All the ingredients are there – a fascinating tale of a boy-King crowned in the midst of the last World War, forced to flee his country and live in exile, only to triumphantly return after the collapse of the Soviet Union to claim a democratically elected leadership position decades after he first held office.

Unfortunately, the above summary, spelled out in the film’s first minutes, is highlight of the entirety of the film. Sure, we get a relatively tame interview with the subject, and we’re told of the eventual downfall of his government (something about not living up to expectations of “hope and change” resonates with today’s audience). Yet, throughout this is a pretty dull and dreary presentation, one that never lives up to the promise of its underlying narrative.

Some egregious moments really bring the mood down. There’s scenes of people singing, literally, the praises of the one-time king by some of his Bulgarian subjects/electorate. All have terrible voices, some perform in a fashion that comes across as camp. One quite striking scene was with around a moribund table as the vestiges of the Bulgarian communist movement gather for a general council, complete with note taking and bickering that no doubt has accompanied the meetings for decades.

The whole thing is a bit shambolic, yet underneath I think there’s a really interesting story and some quirky characters that deserve illumination. Told with wit and humour by the likes of Herzog or Morris, this could have been exceptional.

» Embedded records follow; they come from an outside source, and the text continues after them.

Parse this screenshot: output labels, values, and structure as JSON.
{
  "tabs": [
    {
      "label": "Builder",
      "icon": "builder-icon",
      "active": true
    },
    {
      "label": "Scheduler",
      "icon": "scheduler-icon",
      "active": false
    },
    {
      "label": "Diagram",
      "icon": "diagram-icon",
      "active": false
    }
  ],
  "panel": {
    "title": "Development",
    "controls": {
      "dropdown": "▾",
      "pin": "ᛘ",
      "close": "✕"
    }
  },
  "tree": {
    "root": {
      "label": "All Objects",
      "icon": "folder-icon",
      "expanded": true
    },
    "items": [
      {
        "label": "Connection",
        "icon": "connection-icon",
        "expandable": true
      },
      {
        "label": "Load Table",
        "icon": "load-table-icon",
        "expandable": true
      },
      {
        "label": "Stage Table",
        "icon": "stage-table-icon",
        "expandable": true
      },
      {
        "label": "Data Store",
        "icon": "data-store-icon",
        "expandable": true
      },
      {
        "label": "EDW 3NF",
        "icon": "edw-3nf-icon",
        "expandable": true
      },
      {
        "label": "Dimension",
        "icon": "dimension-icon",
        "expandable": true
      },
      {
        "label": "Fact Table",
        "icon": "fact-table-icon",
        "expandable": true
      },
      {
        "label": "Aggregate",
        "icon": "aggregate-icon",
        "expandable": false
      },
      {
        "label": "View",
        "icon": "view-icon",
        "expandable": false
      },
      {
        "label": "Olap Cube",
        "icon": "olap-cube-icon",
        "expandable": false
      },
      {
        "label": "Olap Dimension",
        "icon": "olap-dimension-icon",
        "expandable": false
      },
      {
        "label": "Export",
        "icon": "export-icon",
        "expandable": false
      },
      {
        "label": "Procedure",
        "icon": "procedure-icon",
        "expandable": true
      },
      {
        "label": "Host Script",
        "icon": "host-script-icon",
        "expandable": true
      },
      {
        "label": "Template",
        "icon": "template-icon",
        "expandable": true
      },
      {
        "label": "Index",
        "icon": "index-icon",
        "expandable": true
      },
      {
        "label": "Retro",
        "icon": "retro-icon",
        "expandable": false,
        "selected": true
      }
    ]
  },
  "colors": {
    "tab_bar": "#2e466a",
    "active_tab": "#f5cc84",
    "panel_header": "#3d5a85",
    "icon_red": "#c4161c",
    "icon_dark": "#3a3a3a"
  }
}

Instead, we’re left with a tedious exercise in first-person documentary form, a film that feels very much longer than its actual running time would have you believe.